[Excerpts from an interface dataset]
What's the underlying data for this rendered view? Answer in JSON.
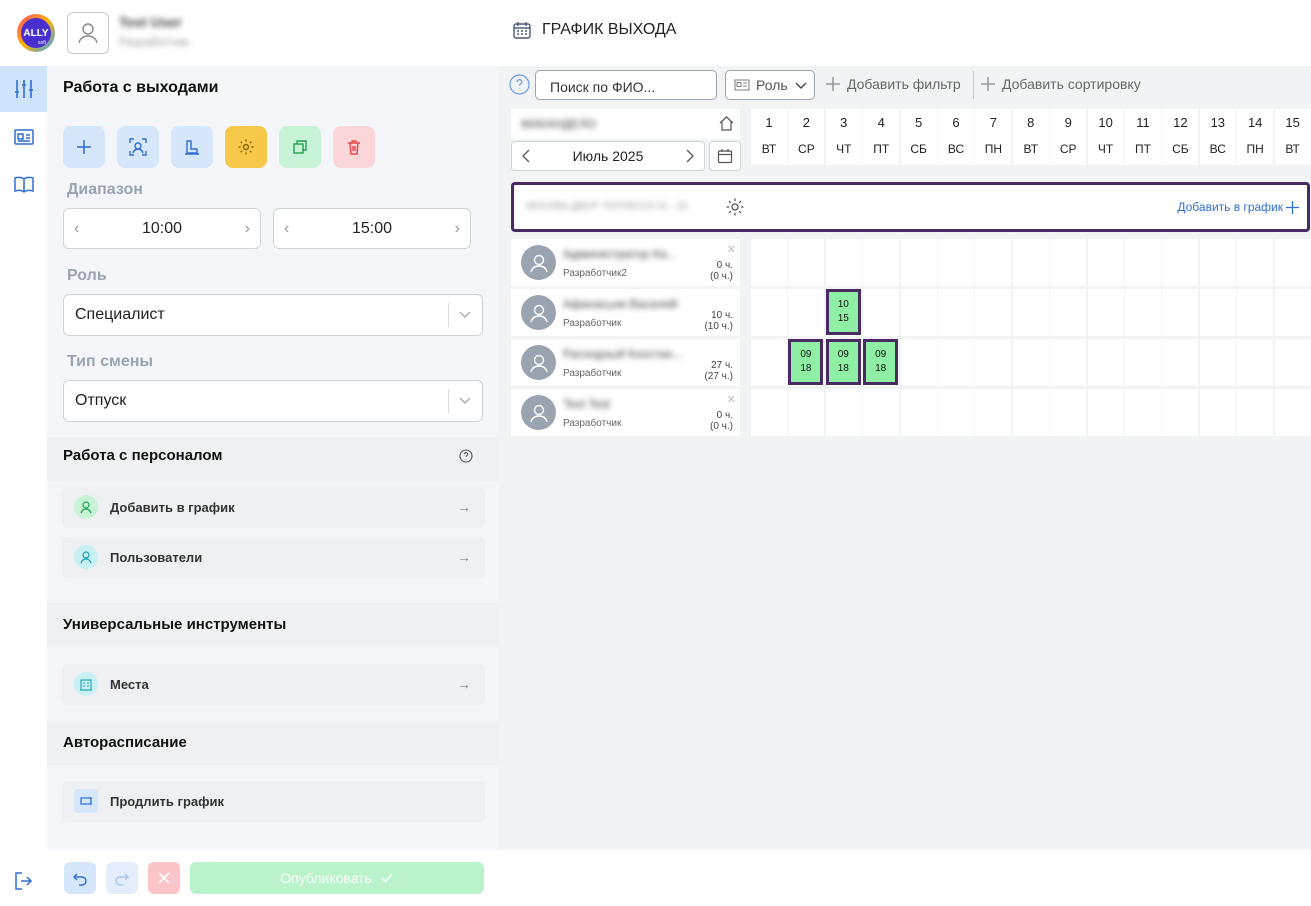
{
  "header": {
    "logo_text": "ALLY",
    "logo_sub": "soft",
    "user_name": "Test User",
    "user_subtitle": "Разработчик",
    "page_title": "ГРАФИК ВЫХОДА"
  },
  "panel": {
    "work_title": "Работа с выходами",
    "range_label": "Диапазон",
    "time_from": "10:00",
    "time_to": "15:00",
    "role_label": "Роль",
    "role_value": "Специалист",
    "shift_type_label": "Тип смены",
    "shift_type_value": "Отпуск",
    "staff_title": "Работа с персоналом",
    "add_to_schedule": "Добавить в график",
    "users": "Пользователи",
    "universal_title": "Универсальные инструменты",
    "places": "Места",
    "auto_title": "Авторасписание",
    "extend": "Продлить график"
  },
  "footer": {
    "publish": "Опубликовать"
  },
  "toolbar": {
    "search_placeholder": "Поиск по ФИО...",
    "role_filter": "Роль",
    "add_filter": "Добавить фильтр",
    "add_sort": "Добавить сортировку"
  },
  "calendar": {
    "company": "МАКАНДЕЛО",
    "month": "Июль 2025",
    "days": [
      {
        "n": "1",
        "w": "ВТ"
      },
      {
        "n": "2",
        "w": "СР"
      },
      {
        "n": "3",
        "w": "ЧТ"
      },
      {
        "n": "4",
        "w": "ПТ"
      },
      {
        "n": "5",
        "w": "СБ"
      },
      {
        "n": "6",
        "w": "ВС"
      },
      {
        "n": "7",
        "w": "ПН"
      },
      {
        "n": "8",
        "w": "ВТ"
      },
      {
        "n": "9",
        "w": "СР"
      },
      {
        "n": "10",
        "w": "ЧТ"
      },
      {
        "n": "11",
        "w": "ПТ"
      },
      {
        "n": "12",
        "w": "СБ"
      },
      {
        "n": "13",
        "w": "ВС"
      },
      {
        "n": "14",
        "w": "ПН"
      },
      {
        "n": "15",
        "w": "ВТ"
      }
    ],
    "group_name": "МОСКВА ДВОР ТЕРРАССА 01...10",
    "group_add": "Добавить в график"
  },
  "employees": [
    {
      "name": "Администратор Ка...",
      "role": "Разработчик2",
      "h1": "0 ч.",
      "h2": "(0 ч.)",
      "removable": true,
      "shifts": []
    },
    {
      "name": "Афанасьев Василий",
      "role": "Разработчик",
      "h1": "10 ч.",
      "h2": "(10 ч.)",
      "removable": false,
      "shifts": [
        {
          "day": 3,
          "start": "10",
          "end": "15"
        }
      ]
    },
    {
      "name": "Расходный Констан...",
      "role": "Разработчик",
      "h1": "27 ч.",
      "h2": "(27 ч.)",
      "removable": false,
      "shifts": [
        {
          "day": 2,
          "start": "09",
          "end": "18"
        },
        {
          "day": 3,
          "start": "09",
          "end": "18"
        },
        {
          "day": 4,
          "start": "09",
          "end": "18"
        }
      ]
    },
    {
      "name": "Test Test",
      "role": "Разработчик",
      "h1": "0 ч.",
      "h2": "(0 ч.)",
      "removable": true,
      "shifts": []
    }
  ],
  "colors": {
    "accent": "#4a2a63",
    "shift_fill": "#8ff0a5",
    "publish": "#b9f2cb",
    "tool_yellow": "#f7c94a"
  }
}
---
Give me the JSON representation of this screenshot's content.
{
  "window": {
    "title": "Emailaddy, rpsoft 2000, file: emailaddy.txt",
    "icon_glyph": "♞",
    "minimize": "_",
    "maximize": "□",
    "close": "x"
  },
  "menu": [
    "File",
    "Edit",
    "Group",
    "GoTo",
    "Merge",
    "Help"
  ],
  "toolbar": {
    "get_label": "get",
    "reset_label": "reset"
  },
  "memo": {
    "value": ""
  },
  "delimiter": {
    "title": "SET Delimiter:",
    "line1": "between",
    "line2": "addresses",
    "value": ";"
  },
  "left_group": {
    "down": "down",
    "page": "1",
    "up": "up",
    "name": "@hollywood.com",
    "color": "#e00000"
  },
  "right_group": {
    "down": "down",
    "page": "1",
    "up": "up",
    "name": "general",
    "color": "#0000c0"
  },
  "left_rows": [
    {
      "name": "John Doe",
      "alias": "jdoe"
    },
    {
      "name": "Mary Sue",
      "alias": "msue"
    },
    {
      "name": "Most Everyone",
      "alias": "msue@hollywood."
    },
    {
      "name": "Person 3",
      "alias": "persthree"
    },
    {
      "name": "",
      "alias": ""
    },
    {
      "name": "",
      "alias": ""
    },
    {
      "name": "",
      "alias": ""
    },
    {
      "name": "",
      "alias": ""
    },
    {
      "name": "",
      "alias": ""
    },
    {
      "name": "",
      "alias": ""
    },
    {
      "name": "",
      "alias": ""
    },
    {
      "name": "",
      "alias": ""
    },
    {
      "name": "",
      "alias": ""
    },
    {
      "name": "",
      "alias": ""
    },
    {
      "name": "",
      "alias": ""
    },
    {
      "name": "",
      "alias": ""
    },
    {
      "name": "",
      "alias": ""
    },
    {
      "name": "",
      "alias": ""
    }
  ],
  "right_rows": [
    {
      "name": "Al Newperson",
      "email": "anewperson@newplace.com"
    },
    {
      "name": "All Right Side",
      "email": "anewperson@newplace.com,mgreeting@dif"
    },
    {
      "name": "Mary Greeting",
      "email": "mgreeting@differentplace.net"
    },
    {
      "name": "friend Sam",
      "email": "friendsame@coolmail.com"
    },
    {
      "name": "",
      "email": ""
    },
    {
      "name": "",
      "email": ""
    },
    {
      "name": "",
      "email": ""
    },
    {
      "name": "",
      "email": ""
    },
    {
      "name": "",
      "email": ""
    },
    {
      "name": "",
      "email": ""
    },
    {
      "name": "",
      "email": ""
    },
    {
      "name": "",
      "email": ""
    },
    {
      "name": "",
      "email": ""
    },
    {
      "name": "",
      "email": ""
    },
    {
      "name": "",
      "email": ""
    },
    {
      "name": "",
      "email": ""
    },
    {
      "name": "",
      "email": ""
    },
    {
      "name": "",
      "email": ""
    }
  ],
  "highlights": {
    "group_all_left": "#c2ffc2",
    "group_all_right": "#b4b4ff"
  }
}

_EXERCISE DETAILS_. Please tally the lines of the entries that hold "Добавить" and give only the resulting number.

_OUTPUT_. 4